What distinguished Butlin’s was the sense of community created by Bathing Belle pageants, Knobbly Knees contests, and prizes for the Loudest Snorer, Shiniest Bald Head and Bonniest Baby. Having made the final of the Glamorous Grandmother competition no fewer than 23 times, 76-year-old Alice Matthews ‘became a local celebrity in her home town of Leeds’.

Merriment was maintained by the famous Redcoats, in their smart jackets and white flannels. 

The Redcoats, among whom were numbered Roy Hudd, Des O’Connor and Dave Allen, though not Frankie Howerd who was advised by Billy to ‘find a different job’, also shifted pianos and marked out football pitches.

Iconic: The Butlins camp in Bognor Regis, West Sussex

Iconic: The Butlins camp in Bognor Regis, West Sussex 

The success of Skegness led, in 1938, to a resort at Clacton, which boasted vast heated pools and cascades.

The camps were requisitioned during the war to become Pioneer Corps training depots.
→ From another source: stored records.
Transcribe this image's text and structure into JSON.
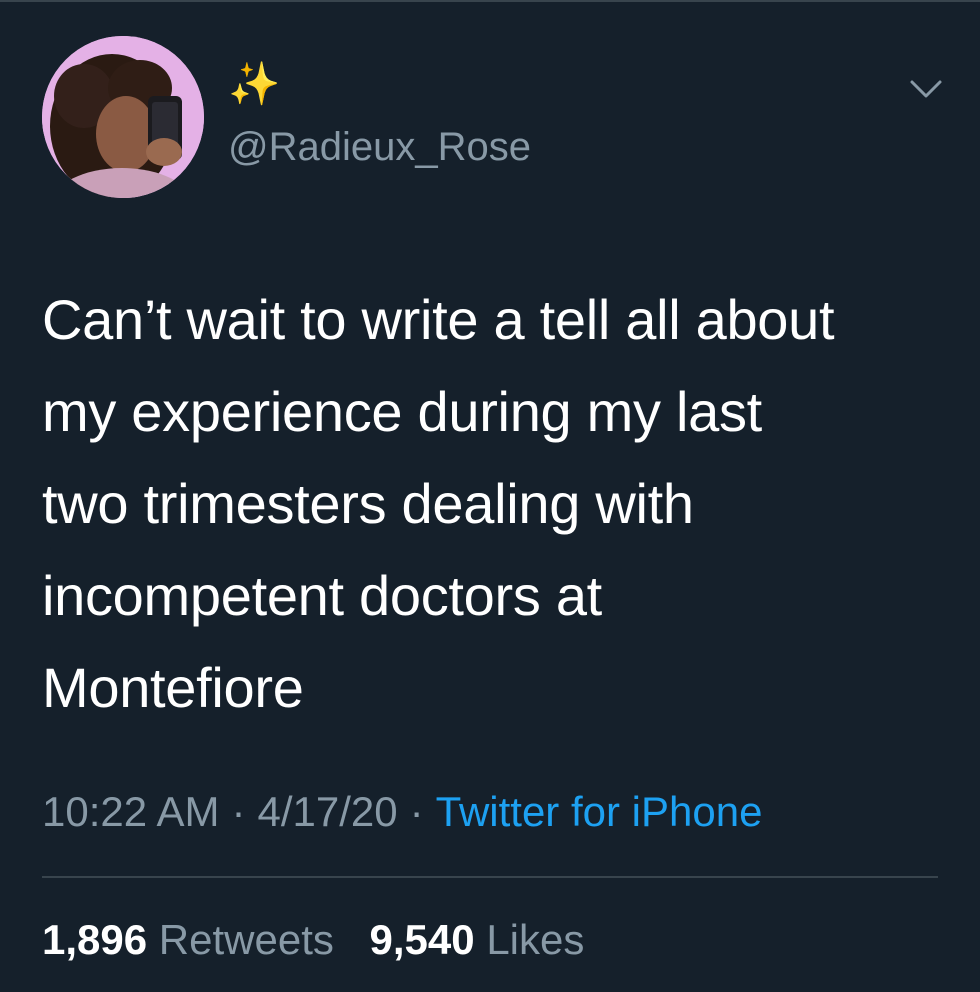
{
  "user": {
    "display_name": "✨",
    "handle": "@Radieux_Rose"
  },
  "tweet": {
    "text": "Can’t wait to write a tell all about\nmy experience during my last\ntwo trimesters dealing with\nincompetent doctors at\nMontefiore"
  },
  "meta": {
    "time": "10:22 AM",
    "separator": "·",
    "date": "4/17/20",
    "source": "Twitter for iPhone"
  },
  "stats": {
    "retweets_count": "1,896",
    "retweets_label": "Retweets",
    "likes_count": "9,540",
    "likes_label": "Likes"
  },
  "icons": {
    "more": "chevron-down-icon"
  },
  "colors": {
    "background": "#15202b",
    "text": "#ffffff",
    "secondary_text": "#8899a6",
    "link": "#1da1f2",
    "divider": "#38444d"
  }
}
A sign went up: ‘Will re-open when finished with Hitler.’ Pwllheli was developed by the Admiralty following the evacuation of Dunkirk. Altogether 250,000 men trained at Butlin’s, and the armed forces saved a mint not having to construct their own barracks.

The holiday trade resumed in 1947, but the North Welsh were sceptical about Pwllheli. They thought ‘people who go to holiday camps will drop orange peel and play the ukulele all over quiet mountains’.

When Billy wanted to open a camp at Mosney, near Dublin, the Catholic clergy complained, denouncing Butlin’s as ‘alien and undesirable’.

The postwar period was perhaps Butlin’s heyday. 

Resorts uniquely provided ramps for disabled ex-servicemen and the civilians injured in bombing raids. The chalets were popular with newly-weds and courting couples, who could at last get away from living on top of their parents. Honeymooners were given an alarm clock as a wedding present. Billy was personally invited to around 200 weddings a year. A telegram was always sent instead.

By 1948, 200,000 families were failing to get a booking, so six further camps were opened, and there were nine by 1960, including those at Bognor, Barry Island, Ayr and Minehead, which was built on 165 acres of marsh. The plan was that there’d be a Butlin’s camp within a hundred miles of ‘every major urban centre’.

The entertainment was always lavish. Gracie Fields drew a crowd of 10,000 fans when she performed at Skegness. 

Laurel and Hardy in person judged a beauty pageant. Ringo Starr did two seasons at Pwllheli, where he was visited by Lennon and McCartney. ‘He went straight from Butlin’s to the Beatles.’ Julie Andrews, when aged 13, ‘brought the house down’ at Clacton, and in 1979, Catherine Zeta-Jones ‘was a finalist in the Junior Star Trail’. 

The Queen visited Pwllheli in 1963, and Billy was knighted the following year. In 1965, however, bookings fell. People now owned cars and could take the ferry to the Continent, where there were duvets, bidets and garlic. 

By 1972 and the beginning of cheap air package tours to the Balearics, Butlin’s was sold off to the Rank Organisation. Sir Billy retired to Jersey. He died in 1980 and ‘his holiday empire was gradually dismantled’.

In 2000, Bourne Leisure purchased the business and saw that ‘short breaks were the key to attracting middle-income visitors’.

Skegness, Bognor and Minehead had ‘a major facelift’, and consultations were held with Mumsnet to see what modern families wanted. The Redcoats’ red coats were re-designed by Zandra Rhodes and Jeff Banks.

Butlin’s is now the antidote to airport security checks and frustrations. Sir Billy’s original motto was Shakespearean: ‘Our true intent is all for your delight.’

  • By Roger Lewis for the Daily Mail. Taken from THE NATION’S HOST by Kathryn Ferry (Viking £20)

Source link

Continue Reading

Trending

Subscribe To Our Newsletter

Join our mailing list to receive the latest news and updates 
directly on your inbox.

You have Successfully Subscribed!